But on the other hand, the messiness of the plots highlights the intense realism of Sookie’s world. Yes, it’s odd to say about a world that is populated with witches, vampires and werewolves, but one of the series’ greatest virtues is how seamlessly the mundane and the fantastic are folded together. It doesn’t matter what death-defying hijinx Sookie has gotten to in a day – she still has to go home, get ready for work, and then do a full shift as a waitress at Sam’s bar. She has bills to pay and responsibilities that extend beyond her ever-expanding commitments to the supernatural community.
So the fact that all plot points don’t get wrapped up in one big tidy bow adds to the sense that this is Sookie’s real life we’re reading about. In From Dead to Worse, the aspect that was picked up at the beginning and then semi-ignored until the end was that of Sookie’s newly introduced otherworldly great grandfather. I assume we’ll be seeing more of him in future books. I’m cautiously optomistic about him as a character; Sookie needs all of the help she can get, considering how often she finds herself in peril, and how useless and unreliable her one other blood relative, her brother Jason, is.

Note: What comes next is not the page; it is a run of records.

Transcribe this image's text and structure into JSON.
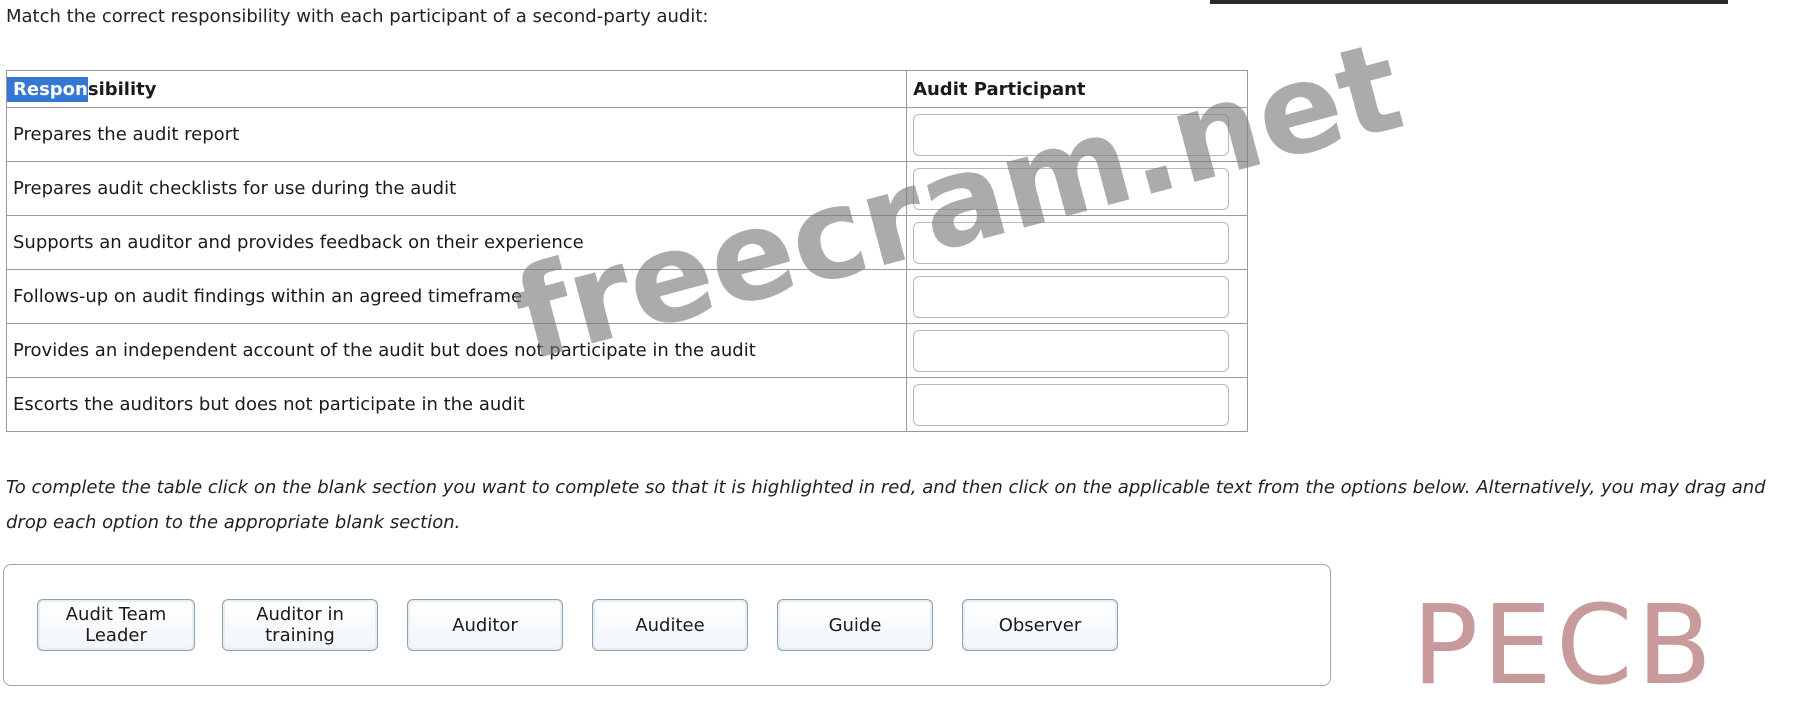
{
  "question": "Match the correct responsibility with each participant of a second-party audit:",
  "table": {
    "headers": {
      "responsibility_highlight": "Respon",
      "responsibility_rest": "sibility",
      "participant": "Audit Participant"
    },
    "rows": [
      {
        "responsibility": "Prepares the audit report",
        "participant": ""
      },
      {
        "responsibility": "Prepares audit checklists for use during the audit",
        "participant": ""
      },
      {
        "responsibility": "Supports an auditor and provides feedback on their experience",
        "participant": ""
      },
      {
        "responsibility": "Follows-up on audit findings within an agreed timeframe",
        "participant": ""
      },
      {
        "responsibility": "Provides an independent account of the audit but does not participate in the audit",
        "participant": ""
      },
      {
        "responsibility": "Escorts the auditors but does not participate in the audit",
        "participant": ""
      }
    ]
  },
  "instructions": "To complete the table click on the blank section you want to complete so that it is highlighted in red, and then click on the applicable text from the options below. Alternatively, you may drag and drop each option to the appropriate blank section.",
  "options": [
    "Audit Team Leader",
    "Auditor in training",
    "Auditor",
    "Auditee",
    "Guide",
    "Observer"
  ],
  "logo_text": "PECB",
  "watermark_text": "freecram.net",
  "colors": {
    "header_highlight": "#3478d4",
    "logo": "#c99a9b",
    "watermark": "#787878"
  }
}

I have never been one of those readers bothered by the fact that Everyone Loves Sookie (or rather, every paranormal male seemingly is attracted to her – at one point, I lost count at six men). I adore Sookie, albeit in a platonic girl-crush kind of way, so who am I to say that the men in her life shouldn’t fall at her feet? Which they don’t, actually – if anything, the various men who are drawn to Sookie tend to present more problems than they solve. In any case, Sookie appears to drop one admirer in this installment, and I won’t miss him hugely. The tension of "who will Sookie end up with?" is not, IMO, overplayed in the series, and most of the main contenders have enough virtues and flaws to keep me interested in the answer.
There were some aspects of From Dead to Worse that bugged me. Sookie’s folksy, conversational voice is one of the main draws of these books, but sometimes she repeats herself, reiterating details that have already been mentioned earlier in the book or even in previous books (yes, I know the werewolves are thinking of going public – I swear it gets mentioned four times in From Dead to Worse alone). The many characters that are reintroduced in each book usually get a little blurb from Sookie reminding us who they are and their relationship to her. This is helpful when I can’t quite remember the character, but irritating with characters I’m quite familiar with already. I recognize that there are challenges to writing a continuing series with so many characters and where so much happens in each story. I might prefer a glossary of characters at the beginning for the new reader (not that I would advise that anyone pick up this series in the middle!) or those whose memories need refreshing.
Can I just reiterate that I love Sookie? She feels so real to me that I am invested in her happiness, and when people who should care for her let her down, I feel her disappointment and hurt. I think From Dead to Worse was a return to your classic form, and for that reason, I can’t give it less than an A grade.